Entries taken from a collection:
+ + + +
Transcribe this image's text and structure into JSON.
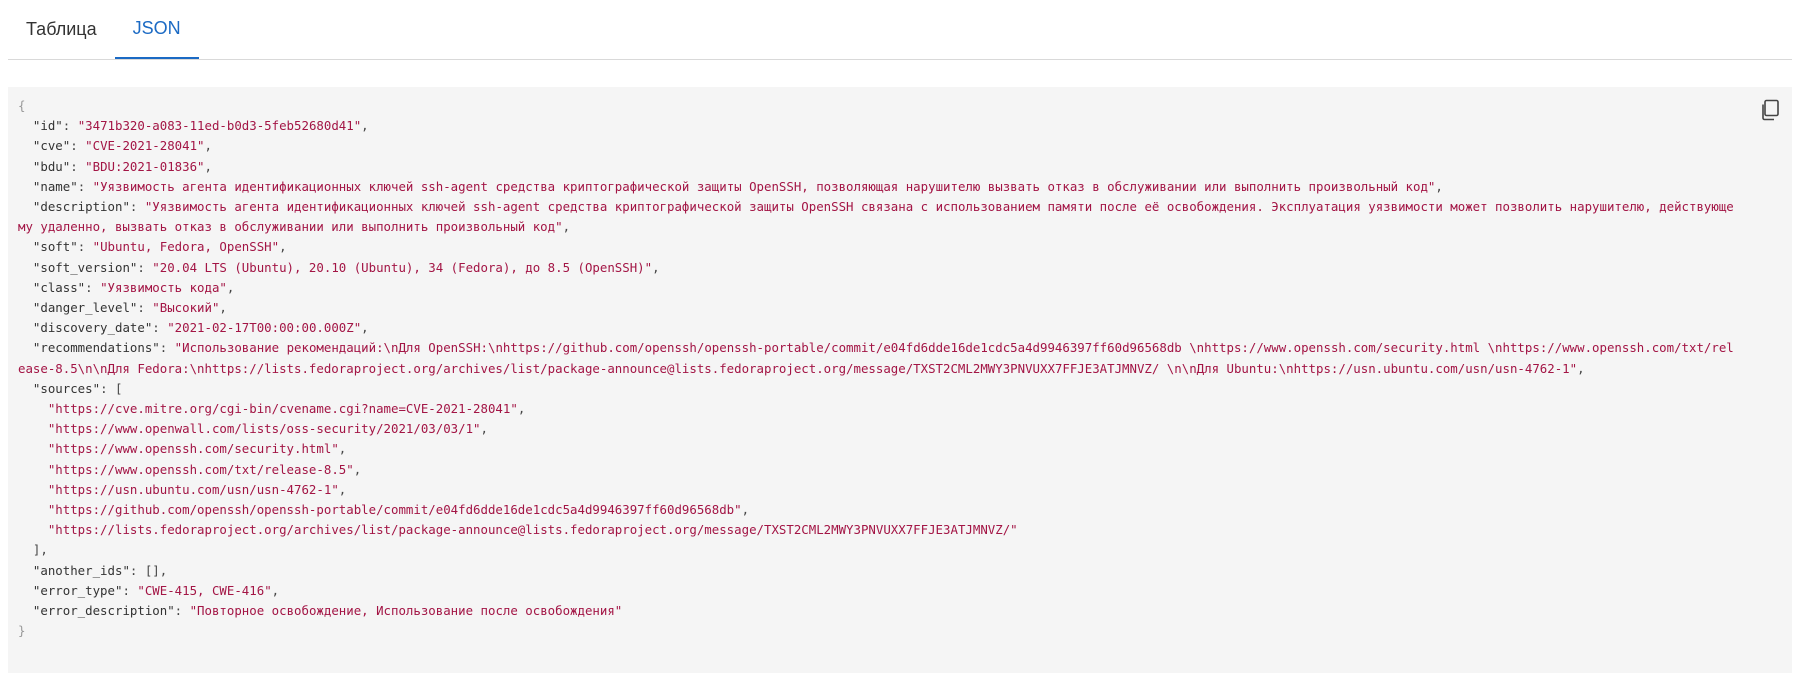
{
  "tabs": [
    {
      "label": "Таблица",
      "active": false
    },
    {
      "label": "JSON",
      "active": true
    }
  ],
  "icons": {
    "copy": "copy-icon"
  },
  "colors": {
    "accent": "#1b6ac4",
    "string": "#a31545",
    "panel_bg": "#f5f5f5"
  },
  "json": {
    "id": "3471b320-a083-11ed-b0d3-5feb52680d41",
    "cve": "CVE-2021-28041",
    "bdu": "BDU:2021-01836",
    "name": "Уязвимость агента идентификационных ключей ssh-agent средства криптографической защиты OpenSSH, позволяющая нарушителю вызвать отказ в обслуживании или выполнить произвольный код",
    "description": "Уязвимость агента идентификационных ключей ssh-agent средства криптографической защиты OpenSSH связана с использованием памяти после её освобождения. Эксплуатация уязвимости может позволить нарушителю, действующему удаленно, вызвать отказ в обслуживании или выполнить произвольный код",
    "soft": "Ubuntu, Fedora, OpenSSH",
    "soft_version": "20.04 LTS (Ubuntu), 20.10 (Ubuntu), 34 (Fedora), до 8.5 (OpenSSH)",
    "class": "Уязвимость кода",
    "danger_level": "Высокий",
    "discovery_date": "2021-02-17T00:00:00.000Z",
    "recommendations": "Использование рекомендаций:\\nДля OpenSSH:\\nhttps://github.com/openssh/openssh-portable/commit/e04fd6dde16de1cdc5a4d9946397ff60d96568db \\nhttps://www.openssh.com/security.html \\nhttps://www.openssh.com/txt/release-8.5\\n\\nДля Fedora:\\nhttps://lists.fedoraproject.org/archives/list/package-announce@lists.fedoraproject.org/message/TXST2CML2MWY3PNVUXX7FFJE3ATJMNVZ/ \\n\\nДля Ubuntu:\\nhttps://usn.ubuntu.com/usn/usn-4762-1",
    "sources": [
      "https://cve.mitre.org/cgi-bin/cvename.cgi?name=CVE-2021-28041",
      "https://www.openwall.com/lists/oss-security/2021/03/03/1",
      "https://www.openssh.com/security.html",
      "https://www.openssh.com/txt/release-8.5",
      "https://usn.ubuntu.com/usn/usn-4762-1",
      "https://github.com/openssh/openssh-portable/commit/e04fd6dde16de1cdc5a4d9946397ff60d96568db",
      "https://lists.fedoraproject.org/archives/list/package-announce@lists.fedoraproject.org/message/TXST2CML2MWY3PNVUXX7FFJE3ATJMNVZ/"
    ],
    "another_ids": [],
    "error_type": "CWE-415, CWE-416",
    "error_description": "Повторное освобождение, Использование после освобождения"
  }
}
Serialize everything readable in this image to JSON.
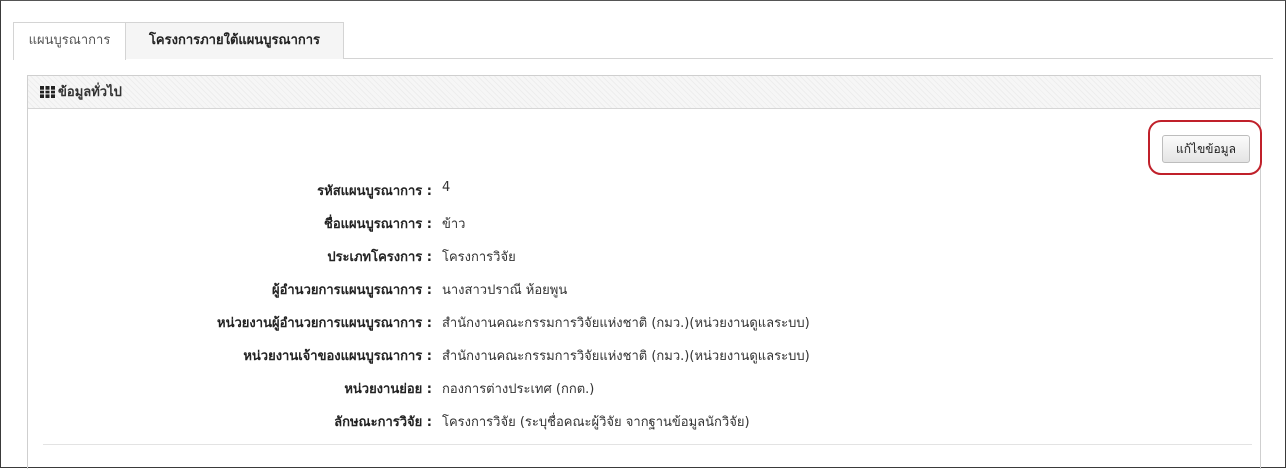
{
  "tabs": [
    {
      "label": "แผนบูรณาการ"
    },
    {
      "label": "โครงการภายใต้แผนบูรณาการ"
    }
  ],
  "panel": {
    "title": "ข้อมูลทั่วไป",
    "icon": "table-icon"
  },
  "edit_button": {
    "label": "แก้ไขข้อมูล",
    "highlight_color": "#c0202a"
  },
  "details": [
    {
      "label": "รหัสแผนบูรณาการ :",
      "value": "4"
    },
    {
      "label": "ชื่อแผนบูรณาการ :",
      "value": "ข้าว"
    },
    {
      "label": "ประเภทโครงการ :",
      "value": "โครงการวิจัย"
    },
    {
      "label": "ผู้อำนวยการแผนบูรณาการ :",
      "value": "นางสาวปราณี ห้อยพูน"
    },
    {
      "label": "หน่วยงานผู้อำนวยการแผนบูรณาการ :",
      "value": "สำนักงานคณะกรรมการวิจัยแห่งชาติ (กมว.)(หน่วยงานดูแลระบบ)"
    },
    {
      "label": "หน่วยงานเจ้าของแผนบูรณาการ :",
      "value": "สำนักงานคณะกรรมการวิจัยแห่งชาติ (กมว.)(หน่วยงานดูแลระบบ)"
    },
    {
      "label": "หน่วยงานย่อย :",
      "value": "กองการต่างประเทศ (กกต.)"
    },
    {
      "label": "ลักษณะการวิจัย :",
      "value": "โครงการวิจัย (ระบุชื่อคณะผู้วิจัย จากฐานข้อมูลนักวิจัย)"
    }
  ]
}
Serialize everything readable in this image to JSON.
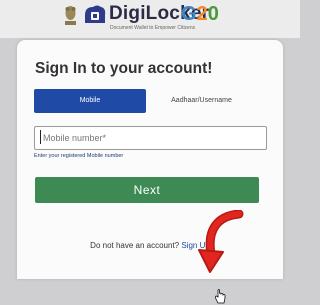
{
  "header": {
    "brand": "DigiLocker",
    "tagline": "Document Wallet to Empower Citizens",
    "g20": {
      "g": "G",
      "two": "2",
      "zero": "0"
    },
    "icons": [
      "national-emblem-icon",
      "digilocker-logo-icon"
    ]
  },
  "signin": {
    "title": "Sign In to your account!",
    "tabs": {
      "mobile": "Mobile",
      "aadhaar": "Aadhaar/Username"
    },
    "mobile_placeholder": "Mobile number*",
    "mobile_value": "",
    "hint": "Enter your registered Mobile number",
    "next_label": "Next",
    "signup_prompt": "Do not have an account?",
    "signup_link": "Sign Up"
  },
  "colors": {
    "tab_active": "#1f4ba7",
    "next_button": "#3e8a55",
    "annotation_arrow": "#e2261f"
  }
}
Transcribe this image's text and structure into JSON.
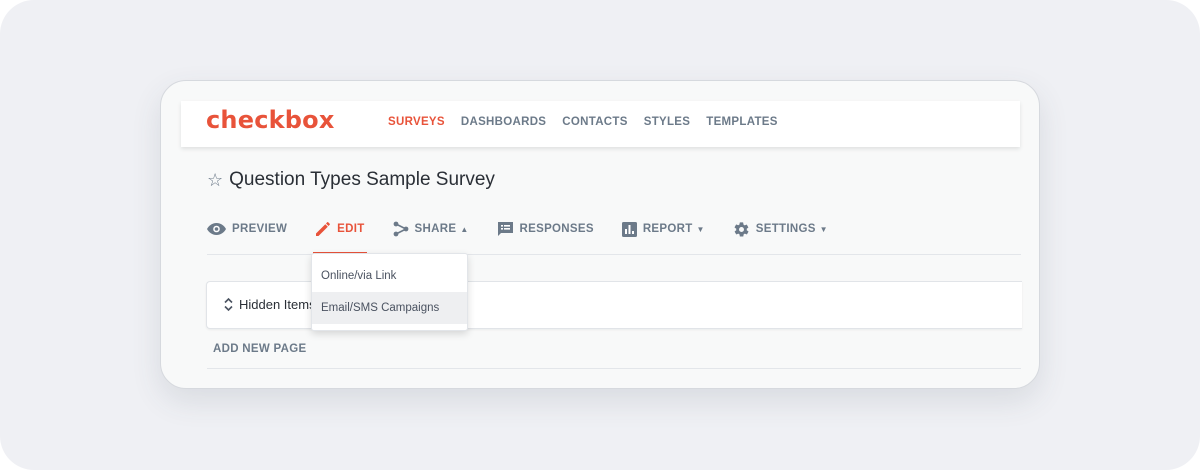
{
  "app": {
    "logo": "checkbox"
  },
  "top_nav": [
    {
      "label": "SURVEYS",
      "active": true
    },
    {
      "label": "DASHBOARDS",
      "active": false
    },
    {
      "label": "CONTACTS",
      "active": false
    },
    {
      "label": "STYLES",
      "active": false
    },
    {
      "label": "TEMPLATES",
      "active": false
    }
  ],
  "survey": {
    "title": "Question Types Sample Survey",
    "star_icon": "star-outline-icon"
  },
  "sub_nav": [
    {
      "label": "PREVIEW",
      "icon": "eye-icon"
    },
    {
      "label": "EDIT",
      "icon": "pencil-icon",
      "active": true
    },
    {
      "label": "SHARE",
      "icon": "share-icon",
      "caret": "▲"
    },
    {
      "label": "RESPONSES",
      "icon": "responses-icon"
    },
    {
      "label": "REPORT",
      "icon": "bar-chart-icon",
      "caret": "▼"
    },
    {
      "label": "SETTINGS",
      "icon": "gear-icon",
      "caret": "▼"
    }
  ],
  "share_menu": {
    "items": [
      "Online/via Link",
      "Email/SMS Campaigns"
    ],
    "highlighted": "Email/SMS Campaigns"
  },
  "content": {
    "hidden_items_label": "Hidden Items",
    "add_page_label": "ADD NEW PAGE"
  },
  "colors": {
    "accent": "#e8533a",
    "muted": "#6c7a89",
    "text": "#2a2f36",
    "background": "#eff0f4"
  }
}
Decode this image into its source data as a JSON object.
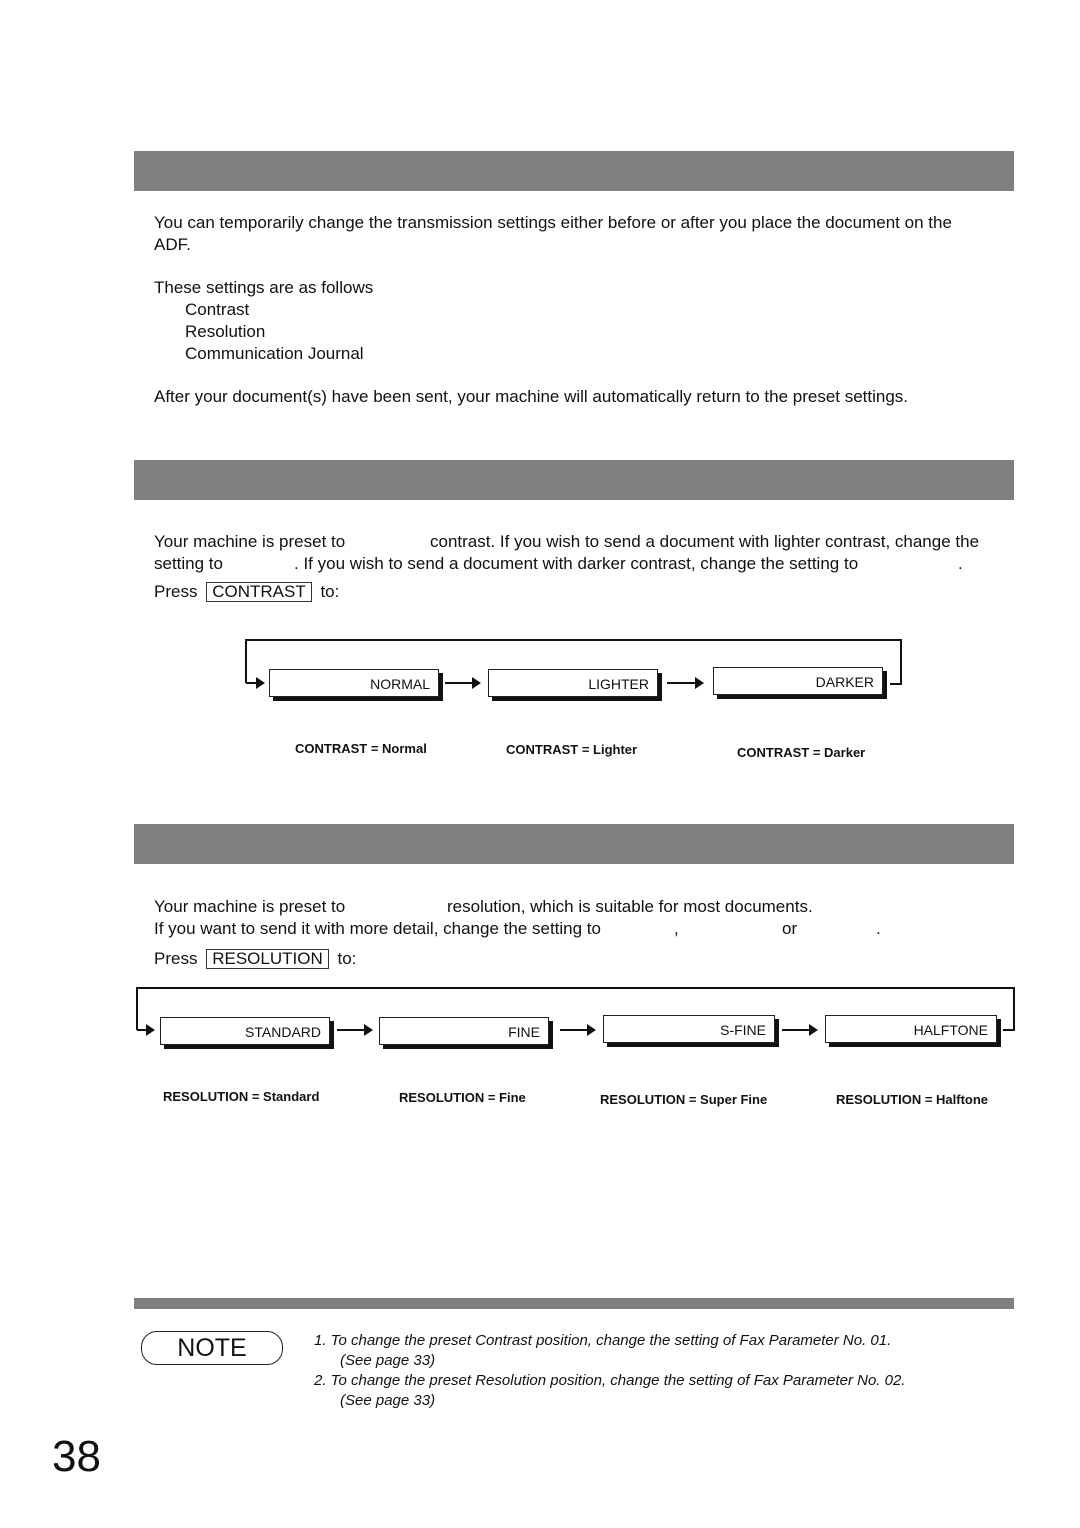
{
  "intro": {
    "line1": "You can temporarily change the transmission settings either before or after you place the document on the",
    "line2": "ADF.",
    "list_title": "These settings are as follows",
    "items": [
      "Contrast",
      "Resolution",
      "Communication Journal"
    ],
    "after": "After your document(s) have been sent, your machine will automatically return to the preset settings."
  },
  "contrast": {
    "line1a": "Your machine is preset to",
    "line1b": "contrast. If you wish to send a document with lighter contrast, change the",
    "line2a": "setting to",
    "line2b": ". If you wish to send a document with darker contrast, change the setting to",
    "line2c": ".",
    "press": "Press",
    "key": "CONTRAST",
    "to": "to:",
    "states": [
      "NORMAL",
      "LIGHTER",
      "DARKER"
    ],
    "captions": [
      "CONTRAST = Normal",
      "CONTRAST = Lighter",
      "CONTRAST = Darker"
    ]
  },
  "resolution": {
    "line1a": "Your machine is preset to",
    "line1b": "resolution, which is suitable for most documents.",
    "line2a": "If you want to send it with more detail, change the setting to",
    "line2b": ",",
    "line2c": "or",
    "line2d": ".",
    "press": "Press",
    "key": "RESOLUTION",
    "to": "to:",
    "states": [
      "STANDARD",
      "FINE",
      "S-FINE",
      "HALFTONE"
    ],
    "captions": [
      "RESOLUTION = Standard",
      "RESOLUTION = Fine",
      "RESOLUTION = Super Fine",
      "RESOLUTION = Halftone"
    ]
  },
  "note": {
    "label": "NOTE",
    "items": [
      {
        "text": "1.  To change the preset Contrast position, change the setting of Fax Parameter No. 01.",
        "ref": "(See page 33)"
      },
      {
        "text": "2.  To change the preset Resolution position, change the setting of Fax Parameter No. 02.",
        "ref": "(See page 33)"
      }
    ]
  },
  "page_number": "38"
}
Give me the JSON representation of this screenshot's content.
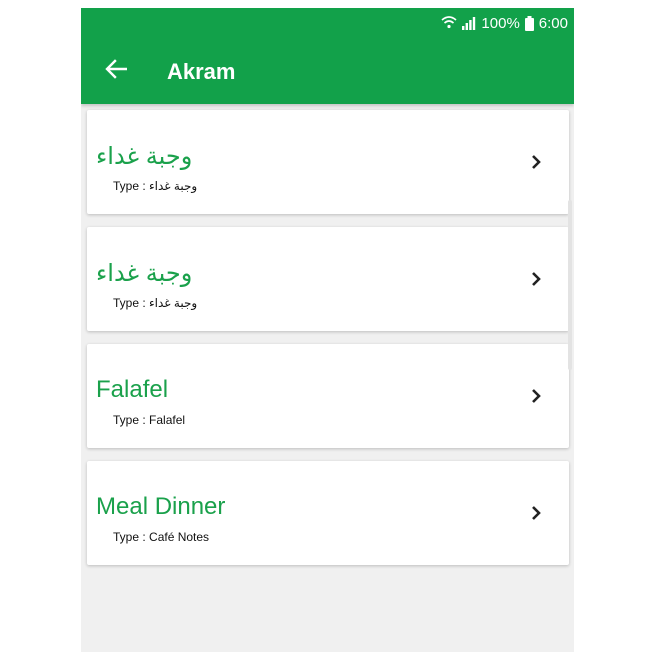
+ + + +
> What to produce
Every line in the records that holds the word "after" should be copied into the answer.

> Task result
    "line1": "You can temporarily change the transmission settings either before or after you place the document on the",
    "after": "After your document(s) have been sent, your machine will automatically return to the preset settings."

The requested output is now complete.